Entries from a dataset of interfaces

"""

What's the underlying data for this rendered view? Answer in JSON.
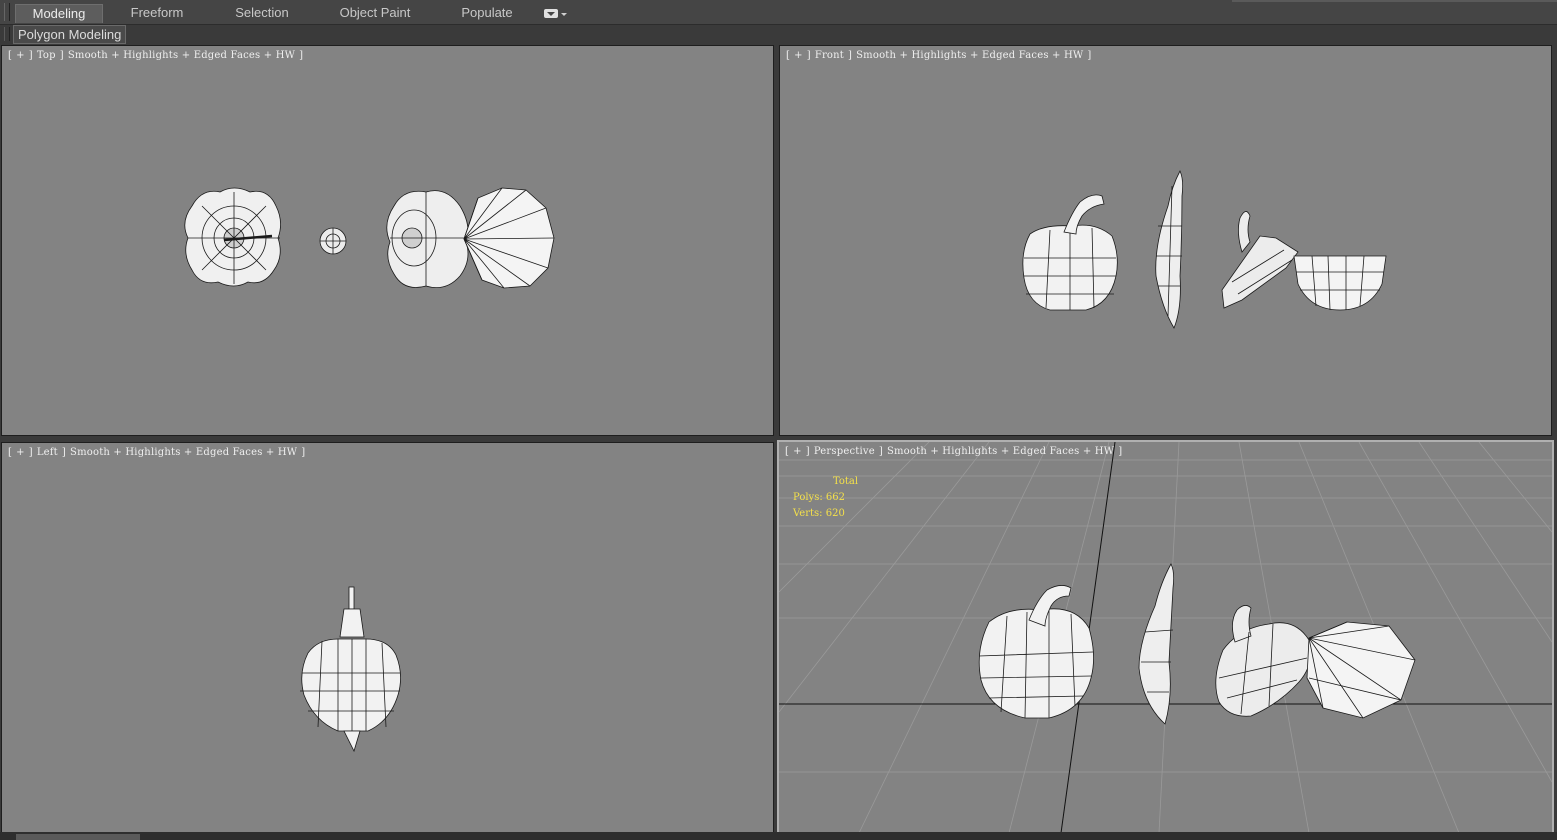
{
  "ribbon": {
    "tabs": [
      {
        "label": "Modeling",
        "active": true
      },
      {
        "label": "Freeform",
        "active": false
      },
      {
        "label": "Selection",
        "active": false
      },
      {
        "label": "Object Paint",
        "active": false
      },
      {
        "label": "Populate",
        "active": false
      }
    ],
    "more_icon": "dropdown-toggle-icon"
  },
  "subpanel": {
    "label": "Polygon Modeling"
  },
  "viewports": {
    "top": {
      "plus": "+",
      "view": "Top",
      "shading": "Smooth + Highlights + Edged Faces + HW"
    },
    "front": {
      "plus": "+",
      "view": "Front",
      "shading": "Smooth + Highlights + Edged Faces + HW"
    },
    "left": {
      "plus": "+",
      "view": "Left",
      "shading": "Smooth + Highlights + Edged Faces + HW"
    },
    "perspective": {
      "plus": "+",
      "view": "Perspective",
      "shading": "Smooth + Highlights + Edged Faces + HW"
    }
  },
  "stats": {
    "total_label": "Total",
    "polys_label": "Polys:",
    "polys_value": "662",
    "verts_label": "Verts:",
    "verts_value": "620"
  },
  "colors": {
    "viewport_bg": "#838383",
    "stats_text": "#f4e04a",
    "grid": "#9a9a9a",
    "mesh_fill": "#f2f2f2",
    "wire": "#1a1a1a"
  }
}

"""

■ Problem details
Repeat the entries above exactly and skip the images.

■ Your solution
What's the underlying data for this rendered view? Answer in JSON.
{
  "ribbon": {
    "tabs": [
      {
        "label": "Modeling",
        "active": true
      },
      {
        "label": "Freeform",
        "active": false
      },
      {
        "label": "Selection",
        "active": false
      },
      {
        "label": "Object Paint",
        "active": false
      },
      {
        "label": "Populate",
        "active": false
      }
    ],
    "more_icon": "dropdown-toggle-icon"
  },
  "subpanel": {
    "label": "Polygon Modeling"
  },
  "viewports": {
    "top": {
      "plus": "+",
      "view": "Top",
      "shading": "Smooth + Highlights + Edged Faces + HW"
    },
    "front": {
      "plus": "+",
      "view": "Front",
      "shading": "Smooth + Highlights + Edged Faces + HW"
    },
    "left": {
      "plus": "+",
      "view": "Left",
      "shading": "Smooth + Highlights + Edged Faces + HW"
    },
    "perspective": {
      "plus": "+",
      "view": "Perspective",
      "shading": "Smooth + Highlights + Edged Faces + HW"
    }
  },
  "stats": {
    "total_label": "Total",
    "polys_label": "Polys:",
    "polys_value": "662",
    "verts_label": "Verts:",
    "verts_value": "620"
  },
  "colors": {
    "viewport_bg": "#838383",
    "stats_text": "#f4e04a",
    "grid": "#9a9a9a",
    "mesh_fill": "#f2f2f2",
    "wire": "#1a1a1a"
  }
}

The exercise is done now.